> ACTIVITY: Could you copy every line of the data that contains the word "subtitle"?

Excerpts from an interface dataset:
---
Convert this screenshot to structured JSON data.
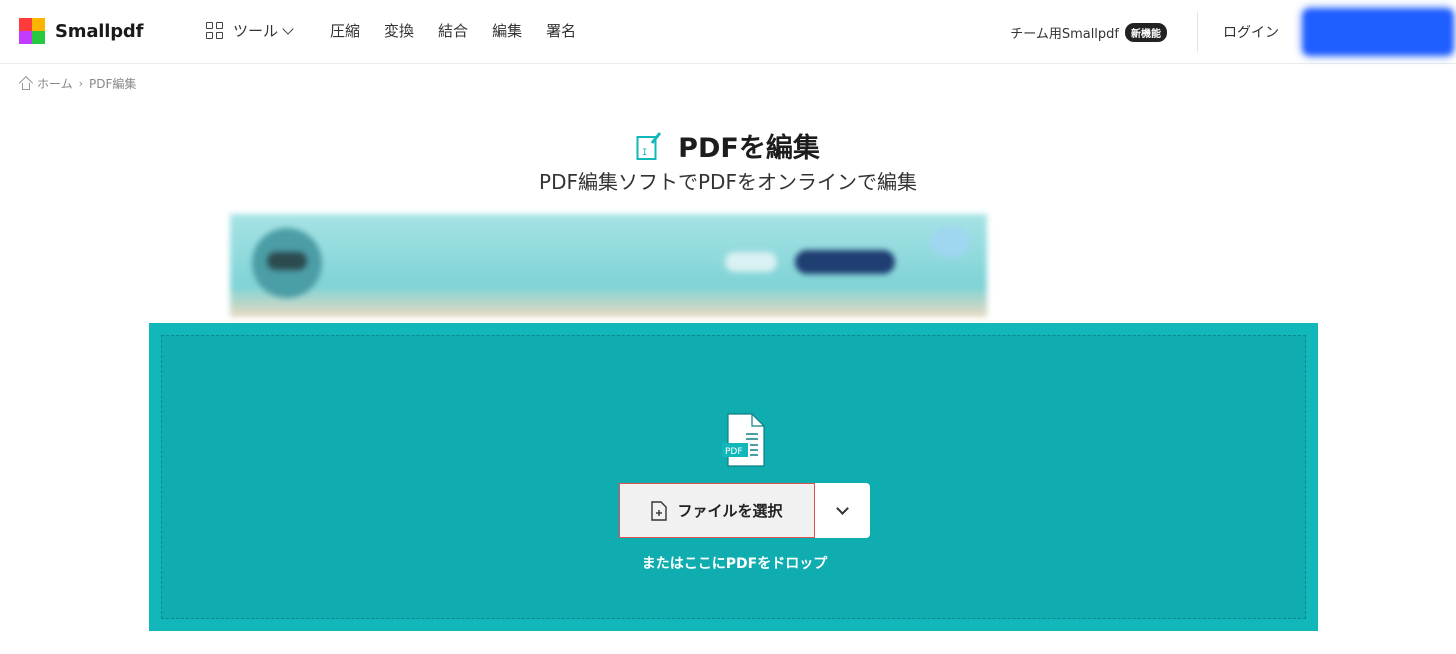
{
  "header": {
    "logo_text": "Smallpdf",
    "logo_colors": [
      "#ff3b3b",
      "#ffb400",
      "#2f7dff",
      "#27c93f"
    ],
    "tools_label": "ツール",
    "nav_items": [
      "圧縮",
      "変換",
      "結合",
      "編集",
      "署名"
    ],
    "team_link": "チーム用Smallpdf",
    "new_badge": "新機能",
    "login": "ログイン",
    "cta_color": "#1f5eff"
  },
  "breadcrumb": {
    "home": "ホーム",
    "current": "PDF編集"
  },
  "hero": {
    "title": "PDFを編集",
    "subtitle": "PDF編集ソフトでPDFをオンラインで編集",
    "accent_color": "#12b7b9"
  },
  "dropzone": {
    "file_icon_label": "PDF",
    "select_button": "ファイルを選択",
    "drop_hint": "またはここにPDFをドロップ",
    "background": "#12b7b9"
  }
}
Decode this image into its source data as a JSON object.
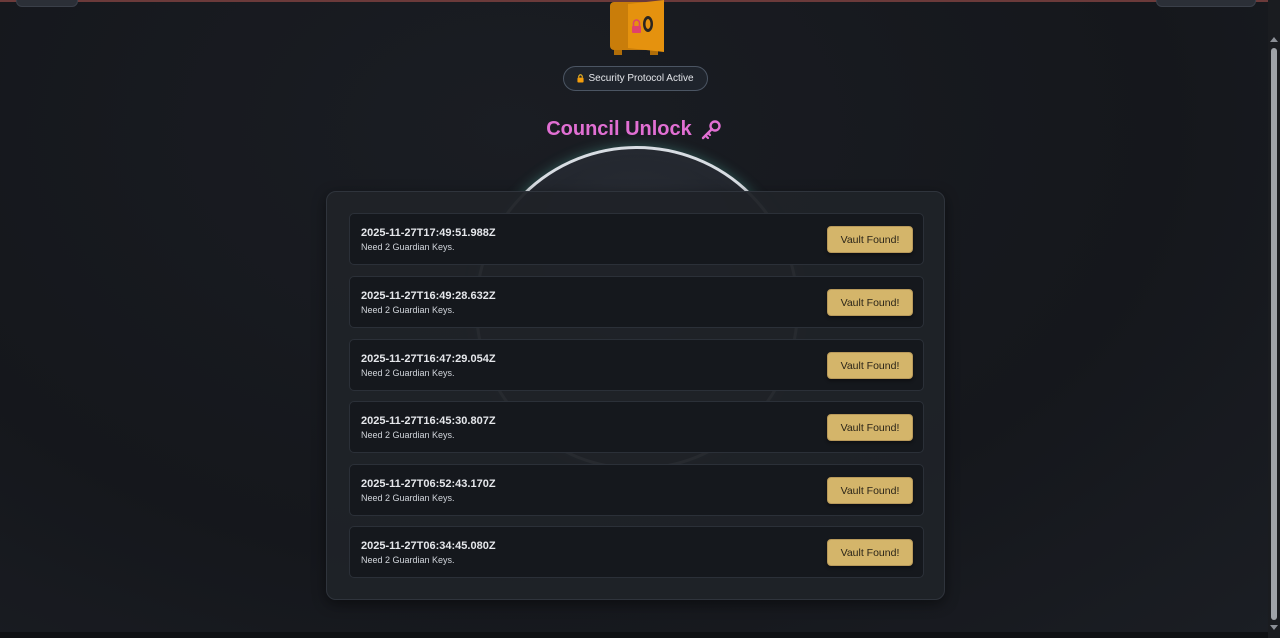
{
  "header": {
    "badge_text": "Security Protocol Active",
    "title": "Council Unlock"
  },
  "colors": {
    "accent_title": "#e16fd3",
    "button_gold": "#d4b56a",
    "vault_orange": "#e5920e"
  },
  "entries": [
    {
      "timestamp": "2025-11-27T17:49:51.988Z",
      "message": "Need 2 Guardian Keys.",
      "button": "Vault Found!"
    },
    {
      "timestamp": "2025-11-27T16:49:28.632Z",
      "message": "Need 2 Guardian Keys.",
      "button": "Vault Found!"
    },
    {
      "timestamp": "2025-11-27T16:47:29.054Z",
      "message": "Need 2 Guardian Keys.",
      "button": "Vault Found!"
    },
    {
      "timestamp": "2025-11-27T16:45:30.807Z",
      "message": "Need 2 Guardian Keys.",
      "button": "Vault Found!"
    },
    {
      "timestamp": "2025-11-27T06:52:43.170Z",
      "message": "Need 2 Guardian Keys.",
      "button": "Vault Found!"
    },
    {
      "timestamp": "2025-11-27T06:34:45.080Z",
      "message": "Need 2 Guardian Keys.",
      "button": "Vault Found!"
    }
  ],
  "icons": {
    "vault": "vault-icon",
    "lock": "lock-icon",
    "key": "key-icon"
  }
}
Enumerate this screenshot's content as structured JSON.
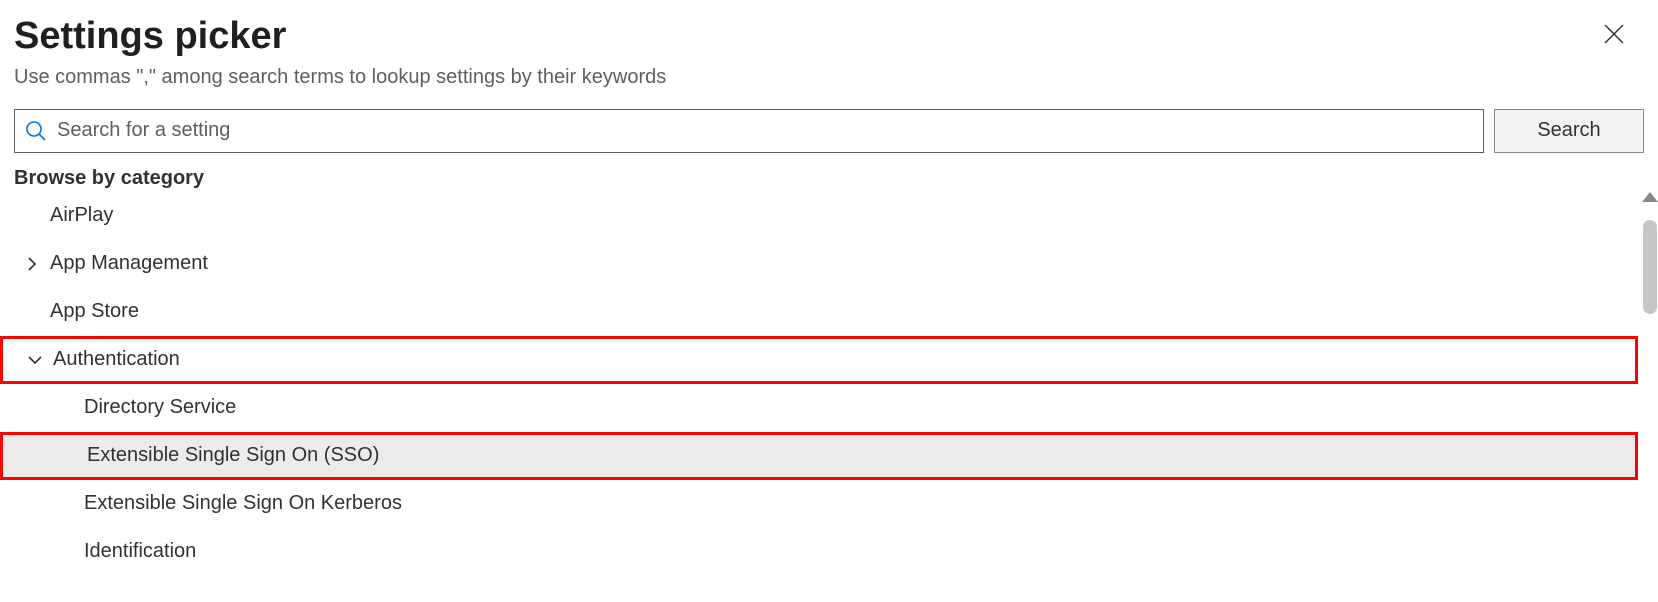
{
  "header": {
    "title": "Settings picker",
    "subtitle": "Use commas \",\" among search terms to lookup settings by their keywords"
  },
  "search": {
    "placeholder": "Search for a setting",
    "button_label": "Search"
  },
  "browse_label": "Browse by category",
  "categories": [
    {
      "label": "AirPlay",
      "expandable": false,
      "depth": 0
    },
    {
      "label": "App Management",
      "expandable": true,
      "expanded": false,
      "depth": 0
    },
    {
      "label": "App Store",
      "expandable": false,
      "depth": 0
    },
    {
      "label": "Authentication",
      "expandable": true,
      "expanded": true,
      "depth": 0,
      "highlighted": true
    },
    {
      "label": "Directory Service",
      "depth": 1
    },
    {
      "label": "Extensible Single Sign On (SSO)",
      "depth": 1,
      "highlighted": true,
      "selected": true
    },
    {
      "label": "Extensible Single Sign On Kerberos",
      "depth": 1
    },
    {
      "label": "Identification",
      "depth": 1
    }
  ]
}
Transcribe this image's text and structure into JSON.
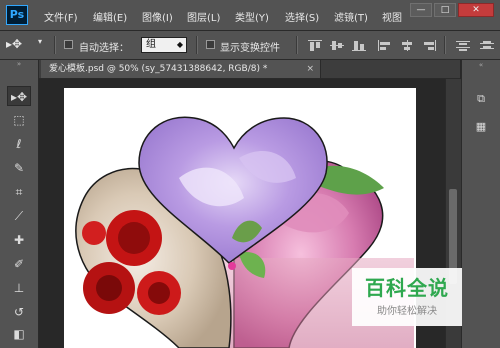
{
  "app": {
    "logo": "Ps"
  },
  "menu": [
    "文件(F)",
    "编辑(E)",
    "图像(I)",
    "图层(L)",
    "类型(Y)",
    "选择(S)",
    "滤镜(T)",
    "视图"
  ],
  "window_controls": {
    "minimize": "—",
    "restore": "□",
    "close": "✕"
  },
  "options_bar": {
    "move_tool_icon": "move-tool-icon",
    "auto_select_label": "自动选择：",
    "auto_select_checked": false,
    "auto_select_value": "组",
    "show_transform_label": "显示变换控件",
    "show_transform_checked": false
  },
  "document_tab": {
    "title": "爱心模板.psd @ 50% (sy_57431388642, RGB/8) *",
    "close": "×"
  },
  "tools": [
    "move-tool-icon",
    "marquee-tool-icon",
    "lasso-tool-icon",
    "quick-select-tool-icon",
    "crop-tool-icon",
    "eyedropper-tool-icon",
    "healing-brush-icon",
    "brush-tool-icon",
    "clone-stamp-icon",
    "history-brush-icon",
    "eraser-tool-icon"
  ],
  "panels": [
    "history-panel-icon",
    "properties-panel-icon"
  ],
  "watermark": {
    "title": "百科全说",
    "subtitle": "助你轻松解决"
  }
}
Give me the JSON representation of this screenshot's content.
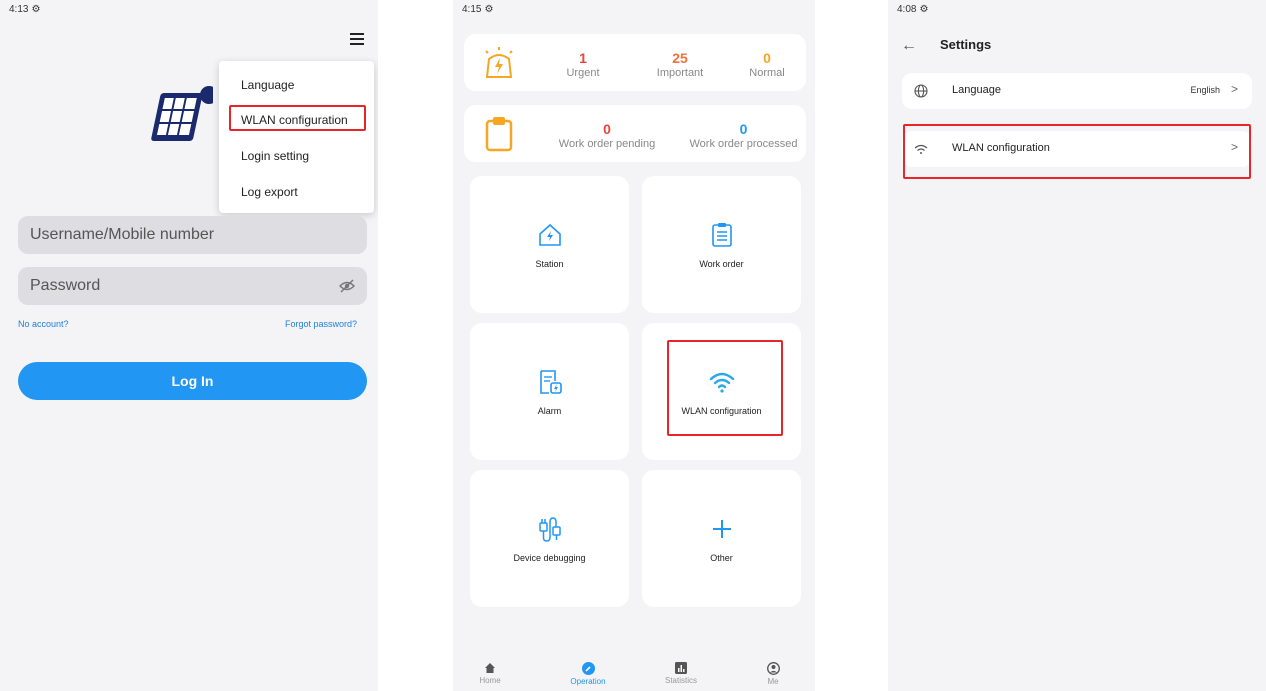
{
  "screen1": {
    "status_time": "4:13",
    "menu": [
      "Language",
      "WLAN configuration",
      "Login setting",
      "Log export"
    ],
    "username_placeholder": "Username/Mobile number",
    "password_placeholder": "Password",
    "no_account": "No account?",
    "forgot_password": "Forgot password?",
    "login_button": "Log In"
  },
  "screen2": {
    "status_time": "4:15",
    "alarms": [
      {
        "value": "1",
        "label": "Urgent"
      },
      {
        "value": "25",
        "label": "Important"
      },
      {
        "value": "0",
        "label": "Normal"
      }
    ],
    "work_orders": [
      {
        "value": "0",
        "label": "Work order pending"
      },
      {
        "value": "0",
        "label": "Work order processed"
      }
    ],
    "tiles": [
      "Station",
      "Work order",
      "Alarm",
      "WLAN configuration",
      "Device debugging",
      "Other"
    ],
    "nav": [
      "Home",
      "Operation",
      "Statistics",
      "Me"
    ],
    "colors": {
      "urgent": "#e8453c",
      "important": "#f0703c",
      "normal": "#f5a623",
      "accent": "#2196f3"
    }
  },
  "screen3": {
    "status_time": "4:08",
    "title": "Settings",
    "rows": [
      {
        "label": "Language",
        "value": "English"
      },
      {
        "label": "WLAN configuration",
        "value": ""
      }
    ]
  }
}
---
> WRITTEN SOLUTION:
    "subtitle": "PDF編集ソフトでPDFをオンラインで編集",
    "subtitle": "Use commas \",\" among search terms to lookup settings by their keywords"
    "subtitle": "助你轻松解决"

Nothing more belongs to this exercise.